Some people just want to know that their views are heard and not dismissed out of hand. It’s a way of trying to feel part of the team, and a leader who handles it constructively can even help foster a new officer further down the line.

Guilds are often in need of new raid leaders or officers, it helps prevent burnout to share the workload around. A player who takes enough of an interest to offer feedback and wants to engage in debate could become that raid leader in future.

The struggle for control

The flipside of this is people who challenge the guild leadership because they also feel that they have a stake in leading the guild. Perhaps there are founder members who have been there for a long time. Perhaps they are already officers and help to run part of the guild.

If you run a democratic/ team style guild then this barely raises an eyebrow. It’s a good thing if players are actively engaging with the guild and not just logging on like moggadon men to fill their raid roles in silence. Players can be encouraged to direct their energy towards running raids on off nights or organising other events — they can have some event that they personally ‘own’ that will also help the guild.

eg. OK, you think the guild isn’t doing enough 10 man raids.

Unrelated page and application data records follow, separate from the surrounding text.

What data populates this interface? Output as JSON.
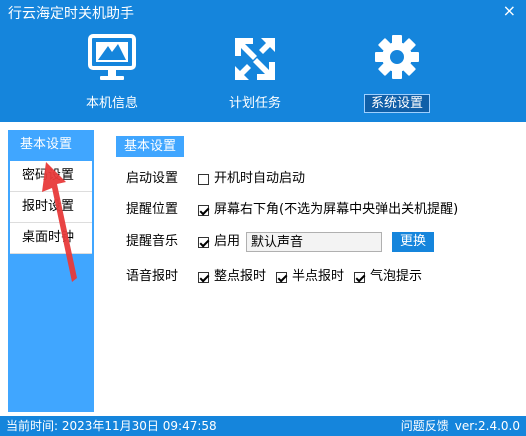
{
  "window": {
    "title": "行云海定时关机助手",
    "close_label": "×"
  },
  "toolbar": {
    "items": [
      {
        "label": "本机信息",
        "icon": "monitor-icon"
      },
      {
        "label": "计划任务",
        "icon": "transfer-arrows-icon"
      },
      {
        "label": "系统设置",
        "icon": "gear-icon",
        "active": true
      }
    ]
  },
  "sidebar": {
    "header": "基本设置",
    "items": [
      "密码设置",
      "报时设置",
      "桌面时钟"
    ]
  },
  "main": {
    "section_title": "基本设置",
    "startup": {
      "label": "启动设置",
      "option": "开机时自动启动",
      "checked": false
    },
    "reminder_position": {
      "label": "提醒位置",
      "option": "屏幕右下角(不选为屏幕中央弹出关机提醒)",
      "checked": true
    },
    "reminder_music": {
      "label": "提醒音乐",
      "enable_label": "启用",
      "checked": true,
      "sound_value": "默认声音",
      "change_button": "更换"
    },
    "voice": {
      "label": "语音报时",
      "options": [
        {
          "label": "整点报时",
          "checked": true
        },
        {
          "label": "半点报时",
          "checked": true
        },
        {
          "label": "气泡提示",
          "checked": true
        }
      ]
    }
  },
  "status": {
    "current_time": "当前时间: 2023年11月30日 09:47:58",
    "feedback": "问题反馈",
    "version": "ver:2.4.0.0"
  },
  "colors": {
    "primary": "#1585dc",
    "sidebar": "#40a6ff",
    "annotation_arrow": "#e83a3a"
  }
}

That’s fair enough, but I really don’t have time or energy to run them. Would you be interested in doing that on a non-25 man night?

Sometimes it’s as simple as just not standing in their way. “What? X organised a 10 man raid on a non-25 man night without asking my permission???” “Oh well, maybe that’s a good thing. Nice one, X. Do you need a healer?”

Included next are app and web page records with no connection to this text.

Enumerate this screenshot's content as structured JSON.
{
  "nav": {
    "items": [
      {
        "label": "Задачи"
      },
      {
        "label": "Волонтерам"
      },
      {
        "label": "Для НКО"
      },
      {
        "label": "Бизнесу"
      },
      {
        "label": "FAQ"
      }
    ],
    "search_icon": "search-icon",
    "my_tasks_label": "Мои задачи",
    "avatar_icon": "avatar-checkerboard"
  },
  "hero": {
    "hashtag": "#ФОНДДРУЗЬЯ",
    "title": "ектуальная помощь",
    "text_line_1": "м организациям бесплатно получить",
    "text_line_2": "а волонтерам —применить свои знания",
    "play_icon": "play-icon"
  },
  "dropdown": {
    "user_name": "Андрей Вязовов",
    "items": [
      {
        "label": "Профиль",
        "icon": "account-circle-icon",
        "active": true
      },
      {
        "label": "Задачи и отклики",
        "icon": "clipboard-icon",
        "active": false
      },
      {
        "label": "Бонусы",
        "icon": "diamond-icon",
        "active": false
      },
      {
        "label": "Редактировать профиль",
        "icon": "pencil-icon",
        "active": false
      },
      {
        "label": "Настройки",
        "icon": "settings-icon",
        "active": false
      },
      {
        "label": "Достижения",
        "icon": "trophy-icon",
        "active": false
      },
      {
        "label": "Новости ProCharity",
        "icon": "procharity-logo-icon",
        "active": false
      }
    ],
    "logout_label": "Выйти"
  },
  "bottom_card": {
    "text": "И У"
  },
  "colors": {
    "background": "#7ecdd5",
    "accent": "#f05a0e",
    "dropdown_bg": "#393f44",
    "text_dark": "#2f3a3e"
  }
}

Most people who just want more of a stake in their guild will be happy with this. And it can be a win-win situation. More events for the guild = happier players.

Some guilds or raids have a more dictatorial style. Some players may also not have realised that their guild actually is a dictatorial one — it can come as a shock if you thought you were in a more democratic setup.

And equally, some challenging players want more of a stake than it is possible to give. Also, some people think they want to run events but find later that it is more work than they thought, or they go spare if not enough people sign up.

Once you get to this point, it’s almost always better for the person to leave gracefully and go find another guild. Because they won’t get what they want from the current one.


So, people may challenge the leadership for different reasons. Perhaps they feel excluded from a clique, perhaps they genuinely want to help, perhaps they want to take more of a stake in the guild (and these are not mutually exclusive).

But sometimes they are just miserable because they’re burned out and bored, and clutching at straws for things they can do to try to make the game more fun for them.

And the only answer to burnout is to take a break. As a guild leader, you can try to handle this gracefully. If the person deserves the benefit of the doubt, leave them an opening to come back. Things are never quite the same after a bout of burnout but they can be fine. People can rearrange their game priorities and try to avoid any drama happening again.

This is another case where a little compassion will help. And in this case, leaving the guild really won’t solve any problems for people.

Should I stay or should I go?

As general advice, if you find that you have major issues with guild leadership, it’s time to think about leaving. It doesn’t matter if you are an officer or a founder member.  It doesn’t matter if you are right or wrong. The amount of drama that you’d have to cause to get anything to change is likely not worth it. And no one will thank you for it either.

Life isn’t fair. But sometimes you owe it to yourself to get out of an environment that will only make you miserable. I’ve been this kind of troublemaker, and I was happier once I left.

And guild leaders: Don’t be too quick to label people as assholes or troublemakers. They may have valid points that they are bringing in inappropriate ways. They may just be miserable. It doesn’t mean that you’re wrong to deal with them swiftly but don’t be too quick to take it personally. And sometimes dealing with them may just mean sitting down to listen.